[[ STUDY MATERIAL open ]]

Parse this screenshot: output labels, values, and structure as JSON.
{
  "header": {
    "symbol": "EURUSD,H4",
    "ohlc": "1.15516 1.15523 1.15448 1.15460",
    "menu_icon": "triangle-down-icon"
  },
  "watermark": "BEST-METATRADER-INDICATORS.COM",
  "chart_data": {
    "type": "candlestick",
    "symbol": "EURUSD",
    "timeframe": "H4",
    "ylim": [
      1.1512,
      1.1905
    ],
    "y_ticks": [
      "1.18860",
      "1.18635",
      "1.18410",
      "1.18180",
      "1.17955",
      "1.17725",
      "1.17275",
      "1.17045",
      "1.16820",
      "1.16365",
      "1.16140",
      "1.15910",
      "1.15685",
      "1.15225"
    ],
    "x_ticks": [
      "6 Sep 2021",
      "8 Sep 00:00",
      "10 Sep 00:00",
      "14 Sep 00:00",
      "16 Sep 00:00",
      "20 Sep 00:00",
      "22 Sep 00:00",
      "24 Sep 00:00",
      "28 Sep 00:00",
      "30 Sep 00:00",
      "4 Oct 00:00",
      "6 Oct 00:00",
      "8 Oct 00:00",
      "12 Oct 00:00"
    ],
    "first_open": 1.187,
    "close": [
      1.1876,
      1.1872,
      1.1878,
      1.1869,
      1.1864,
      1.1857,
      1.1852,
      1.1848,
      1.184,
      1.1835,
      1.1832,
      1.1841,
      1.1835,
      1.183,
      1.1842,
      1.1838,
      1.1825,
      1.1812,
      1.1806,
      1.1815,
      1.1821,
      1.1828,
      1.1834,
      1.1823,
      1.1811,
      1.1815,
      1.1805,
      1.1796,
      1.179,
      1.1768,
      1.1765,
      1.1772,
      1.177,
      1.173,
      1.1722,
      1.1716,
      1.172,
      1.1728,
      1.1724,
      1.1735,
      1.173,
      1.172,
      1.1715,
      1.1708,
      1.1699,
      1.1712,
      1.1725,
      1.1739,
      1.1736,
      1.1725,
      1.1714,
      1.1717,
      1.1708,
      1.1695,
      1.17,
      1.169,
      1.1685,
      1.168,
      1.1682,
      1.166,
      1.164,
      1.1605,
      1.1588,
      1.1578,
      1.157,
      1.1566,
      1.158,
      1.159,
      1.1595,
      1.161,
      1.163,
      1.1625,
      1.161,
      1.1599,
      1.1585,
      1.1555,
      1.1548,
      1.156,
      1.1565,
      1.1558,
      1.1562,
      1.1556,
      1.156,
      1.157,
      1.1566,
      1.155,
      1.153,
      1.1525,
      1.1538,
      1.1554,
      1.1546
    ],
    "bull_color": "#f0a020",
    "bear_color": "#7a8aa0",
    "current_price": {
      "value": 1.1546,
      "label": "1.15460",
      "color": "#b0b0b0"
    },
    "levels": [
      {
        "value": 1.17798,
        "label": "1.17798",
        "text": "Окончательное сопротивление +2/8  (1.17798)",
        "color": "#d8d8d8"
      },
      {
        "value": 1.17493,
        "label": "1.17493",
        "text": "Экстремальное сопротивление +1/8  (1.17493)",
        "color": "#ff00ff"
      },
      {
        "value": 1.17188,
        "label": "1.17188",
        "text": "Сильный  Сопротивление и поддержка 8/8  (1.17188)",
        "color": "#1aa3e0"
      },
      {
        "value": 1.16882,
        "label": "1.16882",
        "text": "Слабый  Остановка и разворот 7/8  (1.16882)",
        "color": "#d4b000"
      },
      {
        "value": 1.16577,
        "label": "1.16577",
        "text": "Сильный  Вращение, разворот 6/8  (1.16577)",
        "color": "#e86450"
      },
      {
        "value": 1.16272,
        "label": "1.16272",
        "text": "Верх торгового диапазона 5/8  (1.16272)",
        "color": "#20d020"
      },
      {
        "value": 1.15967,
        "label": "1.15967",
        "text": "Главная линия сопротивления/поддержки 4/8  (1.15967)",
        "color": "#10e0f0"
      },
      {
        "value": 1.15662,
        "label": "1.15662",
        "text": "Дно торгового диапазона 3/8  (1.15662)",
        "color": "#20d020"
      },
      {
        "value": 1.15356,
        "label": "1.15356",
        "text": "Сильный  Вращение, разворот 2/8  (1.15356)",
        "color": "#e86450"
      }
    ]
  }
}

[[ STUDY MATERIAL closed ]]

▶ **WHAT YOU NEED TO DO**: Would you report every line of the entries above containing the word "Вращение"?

▶ **SOLUTION TO THIS TASK**:
        "text": "Сильный  Вращение, разворот 6/8  (1.16577)",
        "text": "Сильный  Вращение, разворот 2/8  (1.15356)",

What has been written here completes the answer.